Work required
Go through the entries below. Copy each line in which "folder" appears.

Data

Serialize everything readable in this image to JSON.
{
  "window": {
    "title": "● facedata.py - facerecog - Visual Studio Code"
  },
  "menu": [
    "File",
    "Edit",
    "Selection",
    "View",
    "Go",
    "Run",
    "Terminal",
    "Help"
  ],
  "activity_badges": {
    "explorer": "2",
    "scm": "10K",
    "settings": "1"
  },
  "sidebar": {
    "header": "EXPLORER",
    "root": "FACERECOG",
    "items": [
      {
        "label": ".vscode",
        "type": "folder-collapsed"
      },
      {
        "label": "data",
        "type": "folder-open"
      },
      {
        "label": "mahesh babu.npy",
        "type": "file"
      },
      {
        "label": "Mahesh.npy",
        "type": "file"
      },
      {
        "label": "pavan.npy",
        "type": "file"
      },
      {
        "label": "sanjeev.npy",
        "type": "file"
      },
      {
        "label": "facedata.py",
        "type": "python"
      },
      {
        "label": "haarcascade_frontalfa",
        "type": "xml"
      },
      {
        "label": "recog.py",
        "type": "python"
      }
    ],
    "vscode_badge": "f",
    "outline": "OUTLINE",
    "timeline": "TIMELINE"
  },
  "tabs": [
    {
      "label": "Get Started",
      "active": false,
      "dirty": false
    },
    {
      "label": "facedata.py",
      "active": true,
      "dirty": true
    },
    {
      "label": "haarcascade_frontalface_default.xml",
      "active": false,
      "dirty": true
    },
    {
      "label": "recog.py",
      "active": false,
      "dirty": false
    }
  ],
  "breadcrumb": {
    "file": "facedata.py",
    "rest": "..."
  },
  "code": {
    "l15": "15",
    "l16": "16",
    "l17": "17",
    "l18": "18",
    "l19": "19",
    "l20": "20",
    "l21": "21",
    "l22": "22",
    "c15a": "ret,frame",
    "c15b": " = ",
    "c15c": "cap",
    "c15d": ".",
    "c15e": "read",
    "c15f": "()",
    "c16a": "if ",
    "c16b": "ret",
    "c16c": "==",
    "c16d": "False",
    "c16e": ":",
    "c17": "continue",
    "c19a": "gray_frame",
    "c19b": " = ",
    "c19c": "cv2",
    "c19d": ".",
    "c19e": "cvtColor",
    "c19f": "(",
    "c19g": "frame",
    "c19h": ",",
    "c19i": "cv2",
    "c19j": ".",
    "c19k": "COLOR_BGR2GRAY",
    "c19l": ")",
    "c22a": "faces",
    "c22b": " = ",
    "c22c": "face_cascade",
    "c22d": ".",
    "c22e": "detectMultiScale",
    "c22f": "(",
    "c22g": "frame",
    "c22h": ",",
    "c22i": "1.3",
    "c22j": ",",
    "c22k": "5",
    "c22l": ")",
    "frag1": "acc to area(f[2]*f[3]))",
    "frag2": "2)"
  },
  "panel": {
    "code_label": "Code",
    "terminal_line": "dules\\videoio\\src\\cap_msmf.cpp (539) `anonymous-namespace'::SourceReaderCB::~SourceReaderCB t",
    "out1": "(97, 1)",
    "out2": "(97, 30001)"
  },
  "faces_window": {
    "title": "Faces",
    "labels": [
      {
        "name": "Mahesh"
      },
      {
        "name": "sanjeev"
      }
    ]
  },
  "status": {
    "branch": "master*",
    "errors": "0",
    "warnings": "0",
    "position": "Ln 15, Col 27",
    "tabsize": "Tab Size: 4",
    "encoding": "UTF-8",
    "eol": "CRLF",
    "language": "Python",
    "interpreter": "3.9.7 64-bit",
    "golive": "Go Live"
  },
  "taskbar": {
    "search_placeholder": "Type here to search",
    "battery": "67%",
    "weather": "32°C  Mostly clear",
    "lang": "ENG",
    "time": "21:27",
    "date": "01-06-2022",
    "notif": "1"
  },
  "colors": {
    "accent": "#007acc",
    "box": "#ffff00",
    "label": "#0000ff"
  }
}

Answer for the task
        "type": "folder-collapsed"
        "type": "folder-open"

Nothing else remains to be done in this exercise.